Martin Luther King, Jr., Strength To Love, 1963.
Last week, we spent the afternoon at the National Civil Rights Museum in Memphis. The museum primarily covers the history of African American enslavement beginning in 1619 through the Memphis sanitation workers strike that brought King to Memphis in 1968 with additional presentation of civil rights struggles up to the present and documentation of assassin James Earl Ray’s exploits and prosecution.
It’s a ‘big picture’ presentation that serves well as both introduction and as a thread helping the knowledgeable connect events.
Housed in the old Lorraine Motel (sight of King’s assassination, somber and moving in its own right) the museum does an outstanding job of presenting and framing the often violent periods when African Americans fought to free themselves. The photographs and artifacts include letters and documents, a Montgomery bus, and a Woolworth lunch counter.

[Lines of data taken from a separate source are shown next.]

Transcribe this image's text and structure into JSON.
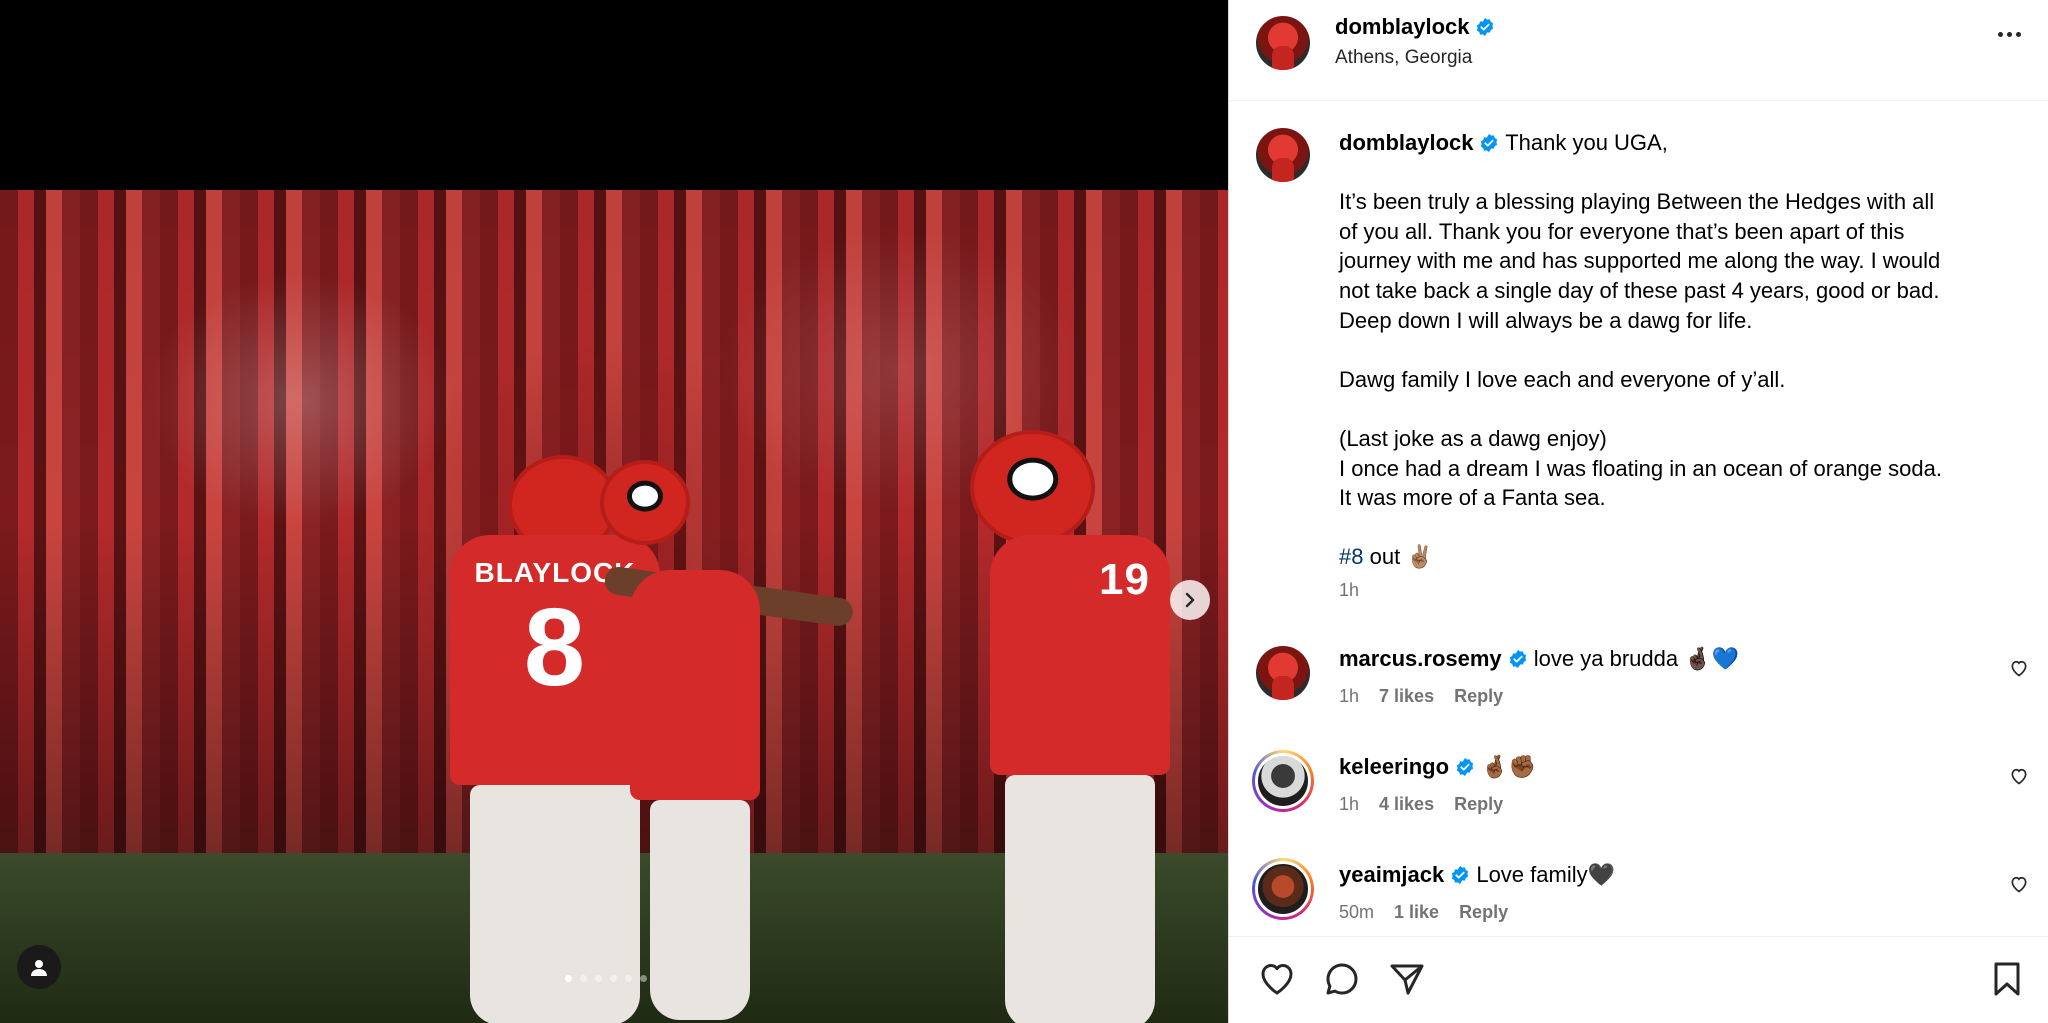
{
  "post": {
    "username": "domblaylock",
    "location": "Athens, Georgia",
    "caption": {
      "lines": [
        "Thank you UGA,",
        "",
        "It’s been truly a blessing playing Between the Hedges with all",
        "of you all. Thank you for everyone that’s been apart of this",
        "journey with me and has supported me along the way. I would",
        "not take back a single day of these past 4 years, good or bad.",
        "Deep down I will always be a dawg for life.",
        "",
        "Dawg family I love each and everyone of y’all.",
        "",
        "(Last joke as a dawg enjoy)",
        "I once had a dream I was floating in an ocean of orange soda.",
        "It was more of a Fanta sea.",
        ""
      ],
      "hashtag": "#8",
      "final_text": " out ✌🏽"
    },
    "time": "1h",
    "carousel": {
      "count": 6,
      "active_index": 0
    },
    "jersey": {
      "name": "BLAYLOCK",
      "number_left": "8",
      "number_right": "19"
    }
  },
  "comments": [
    {
      "username": "marcus.rosemy",
      "text": "love ya brudda 🤞🏿💙",
      "time": "1h",
      "likes": "7 likes",
      "reply": "Reply"
    },
    {
      "username": "keleeringo",
      "text": "🤞🏾✊🏾",
      "time": "1h",
      "likes": "4 likes",
      "reply": "Reply"
    },
    {
      "username": "yeaimjack",
      "text": "Love family🖤",
      "time": "50m",
      "likes": "1 like",
      "reply": "Reply"
    }
  ],
  "colors": {
    "verified": "#0095f6",
    "hashtag": "#00376b",
    "muted": "#737373"
  },
  "icons": [
    "more-options-icon",
    "verified-badge-icon",
    "heart-icon",
    "comment-icon",
    "share-icon",
    "bookmark-icon",
    "next-arrow-icon",
    "tag-user-icon"
  ]
}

The failure or empathy is numbing and the tortured explanations posited by oppressors demand perpetual challenge. The extent to which some will go to keep their hearts and minds dark is something. The museum is both uplifting and sad. America has come so far, but we still have much to do.
“Success, recognition, and conformity are the bywords of the modern world where everyone seems to crave the anesthetizing security of being identified with the majority.” Martin Luther King, Jr., Strength to Love, 1963.
Are we each ready to stand, speak and leave the majority when we need to?
Teachers, take a look at some of the materials that museum offers as pdf files.